Chapter 6 is concerned primarily with Dr. Manette's affliction. His is the first and clearest representation of resurrection, which continues to be a major theme in the novel. Miss Manette's fear that she was being brought to meet her father's ghost rather than her father is somewhat justified by his spectral appearance and voice, which had "lost the life and resonance of a human voice." The immediate reaction of those closest to him is one of surprise and horror rather than surprise and delight (compare the resurrection of Jesus in the Gospels). The liveliest-looking part of Dr. Manette's face is that which the author has previously deemed the most important: his "exceedingly bright eyes." Here lie the seeds of recovery for the resurrected man.
Lightness overcoming darkness is a consistent pattern in this chapter, and it represents his daughter's role in his life from this point forward. In the previous chapter, the garret was described as extremely dark, but the entrance of the visitors now causes a "broad ray of light" to fall into the garret. Details of her father's person include his lead-colored (prison-colored) nails, which contrast with Miss Manette's "fair" and free visage. That she will remain impervious to his darkness, and that she will affect him with her own light rather than the reverse, is depicted in the passage: "His cold white head mingled with her radiant hair, which warmed and lighted it as though it were the light of Freedom shining on him." The very fact that Manette is alive is a great miracle, but his resurrection is not complete until he is exposed to the lightness of his daughter.
The touching scene between Doctor Manette and his daughter is typical of the sentimental novel. The genre of the sentimental novel was popular in Britain in the eighteenth century. It usually depicted virtue in affliction, which seldom fails to elicit emotional responses from readers. Some of the most famous sentimental novels prior to the explosion of literary Romanticism include Laurence Sterne's A Sentimental Journey and Oliver Goldsmith's The Vicar of Wakefield. A family reunited after years of suffering would be a typical theme of these novels, as would a beautiful but afflicted heroine.
Lucie's hair in particular will return as a common theme. As one will see through the novel, Lucie will be the one factor that links all the disparate lives together; this linkage is represented by the golden strands of her hair. Here the hair physically links her to her father and to the past. Upon seeing the strands of her hair, Dr. Manette believes that Lucie is actually her long dead mother, who also had long, golden hair.

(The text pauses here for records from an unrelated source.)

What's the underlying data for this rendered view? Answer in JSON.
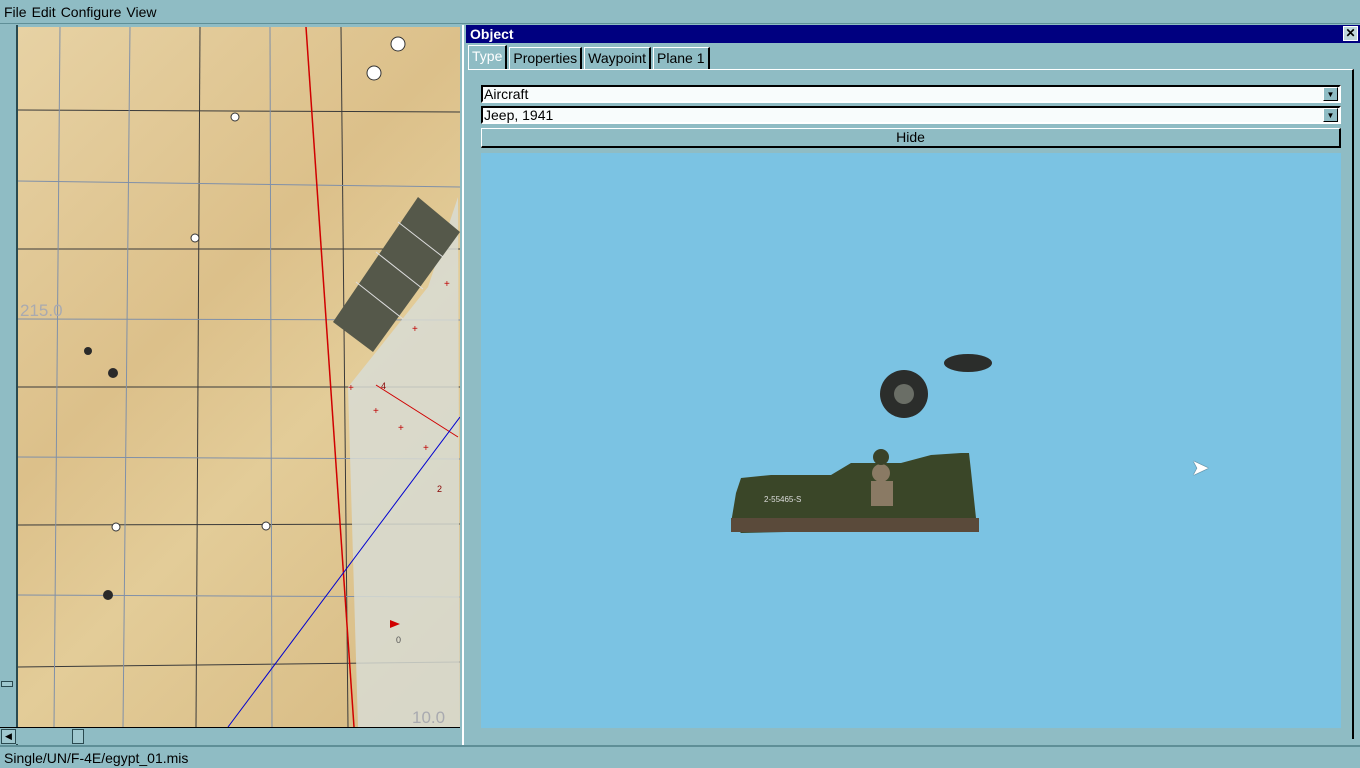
{
  "menu": [
    "File",
    "Edit",
    "Configure",
    "View"
  ],
  "map": {
    "labels": [
      "215.0",
      "10.0"
    ],
    "waypoint_labels": [
      "4",
      "2",
      "0"
    ]
  },
  "status": {
    "path": "Single/UN/F-4E/egypt_01.mis"
  },
  "object_panel": {
    "title": "Object",
    "tabs": [
      "Type",
      "Properties",
      "Waypoint",
      "Plane 1"
    ],
    "active_tab": "Type",
    "category": "Aircraft",
    "object_type": "Jeep, 1941",
    "hide_label": "Hide",
    "jeep_number": "2-55465-S"
  },
  "colors": {
    "bg": "#8fbcc4",
    "title": "#000080",
    "preview": "#7bc3e3"
  }
}
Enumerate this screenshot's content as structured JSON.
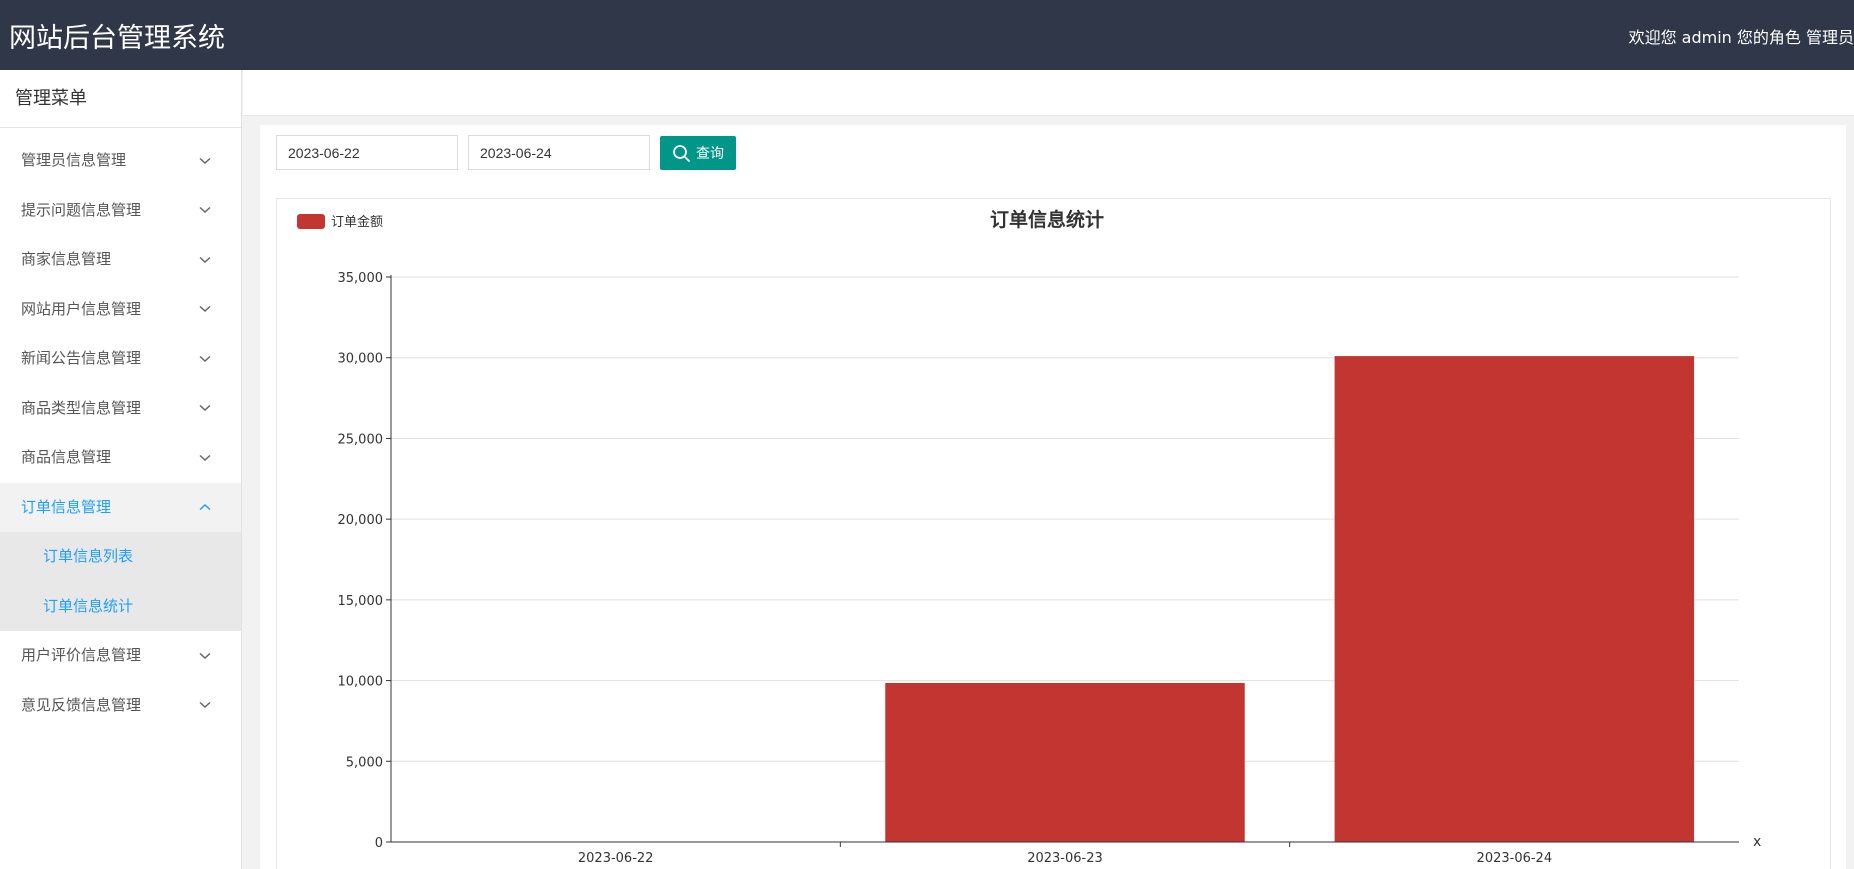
{
  "header": {
    "title": "网站后台管理系统",
    "welcome": "欢迎您 admin 您的角色 管理员"
  },
  "sidebar": {
    "title": "管理菜单",
    "items": [
      {
        "label": "管理员信息管理"
      },
      {
        "label": "提示问题信息管理"
      },
      {
        "label": "商家信息管理"
      },
      {
        "label": "网站用户信息管理"
      },
      {
        "label": "新闻公告信息管理"
      },
      {
        "label": "商品类型信息管理"
      },
      {
        "label": "商品信息管理"
      },
      {
        "label": "订单信息管理",
        "open": true,
        "children": [
          {
            "label": "订单信息列表"
          },
          {
            "label": "订单信息统计"
          }
        ]
      },
      {
        "label": "用户评价信息管理"
      },
      {
        "label": "意见反馈信息管理"
      }
    ]
  },
  "filters": {
    "start_date": "2023-06-22",
    "end_date": "2023-06-24",
    "search_label": "查询"
  },
  "colors": {
    "header_bg": "#2f3749",
    "accent_blue": "#1e9fff",
    "button_teal": "#009688",
    "bar_red": "#c23531"
  },
  "icons": {
    "search_button": "search-icon",
    "menu_collapsed": "chevron-down-icon",
    "menu_expanded": "chevron-up-icon"
  },
  "chart_data": {
    "type": "bar",
    "title": "订单信息统计",
    "categories": [
      "2023-06-22",
      "2023-06-23",
      "2023-06-24"
    ],
    "series": [
      {
        "name": "订单金额",
        "values": [
          0,
          9850,
          30100
        ],
        "color": "#c23531"
      }
    ],
    "ylim": [
      0,
      35000
    ],
    "yticks": [
      "0",
      "5,000",
      "10,000",
      "15,000",
      "20,000",
      "25,000",
      "30,000",
      "35,000"
    ],
    "xlabel": "x",
    "ylabel": "",
    "grid": true,
    "legend_position": "top-left"
  }
}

Although Dickens has set part of Book One in France, the great majority of the Book has taken place in England. This is part of an overarching mirror image. Book Two will be the linking Book, with actions taking place in both England and France. In Book Three, all the action will take place in France. The relative peacefulness of England and all it represents in this Book can be compared to the wildness of France in the Third Book.